I listen to music way more than I read or watch movies now so it was really hard picking just two songs out of the many I love. I believe music is such a simple but powerful way to connect people: 

“Hunger” by Florence and the Machine

This song is featured on Florence and the Machine’s fourth studio album, High as Hope. Throughout the entire album, Florence is vulnerable as she explores some of the deepest parts of herself and life, but this song especially gets to me. Throughout the song, she touches upon her struggles with eating disorders and addiction and describes the hunger she has felt in parts of her life when she has looked for love in things that were not love. Even if we haven’t experienced the things Florence struggled with directly, her lyrics transfix the audience and help them relate. A lesson I learned from this song is that the things that harm us can never love us, and the hunger we all feel can’t be satisfied by anything addictive and harmful but rather by surrounding ourselves with the people we love.

“You’ll Never Walk Alone” by Gerry and the Pacemakers

This song couldn’t be more different than the last, but it is phenomenal nonetheless. The 1963 cover song (I know, throwback!) by a U.K. band was originally a show tune from the musical Carousel (which I had no idea about until now). The upbeat message combined with the upbeat tune makes me smile every time. Even if old music isn’t your thing, this timeless song still deserves a listen. The lesson I’ve taken away from this song is pretty simple — whether you have angels by your side or people in the flesh, you’ll never walk alone!

in Conclusion

I hope you enjoyed my top poems, movies, books, and songs from my past 18 years! And I hope you decide to read a book or poem from this list, watch a movie from this list, or listen to a song from this list, and take away the lessons I did as well as find inspiration and learn new lessons!

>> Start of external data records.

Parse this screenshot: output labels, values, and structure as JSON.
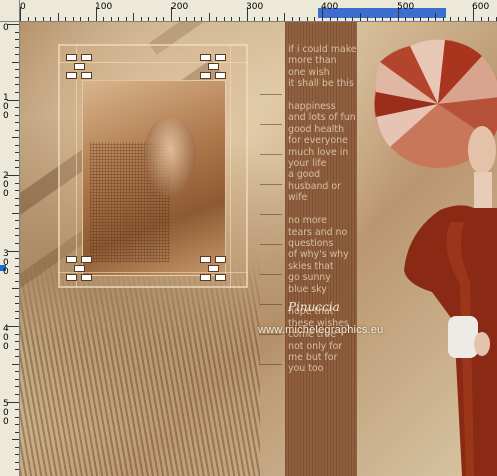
{
  "ruler": {
    "horizontal_labels": [
      "0",
      "100",
      "200",
      "300",
      "400",
      "500",
      "600"
    ],
    "vertical_labels": [
      "0",
      "100",
      "200",
      "300",
      "400",
      "500"
    ]
  },
  "canvas": {
    "poem": "if i could make\nmore than\none wish\nit shall be this\n\nhappiness\nand lots of fun\ngood health\nfor everyone\nmuch love in\nyour life\na good\nhusband or\nwife\n\nno more\ntears and no\nquestions\nof why's why\nskies that\ngo sunny\nblue sky\n\nhope that\nthese wishes\ncome true\nnot only for\nme but for\nyou too",
    "watermark_name": "Pinuccia",
    "watermark_url": "www.michelegraphics.eu"
  },
  "colors": {
    "ruler_background": "#ece9d8",
    "ruler_selection": "#3b6ecf",
    "text_strip": "#8b5a38",
    "dress": "#8a2a14"
  }
}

Abby Baier

U Conn '27

My name is Abby Baier and I'm a freshman at UCONN!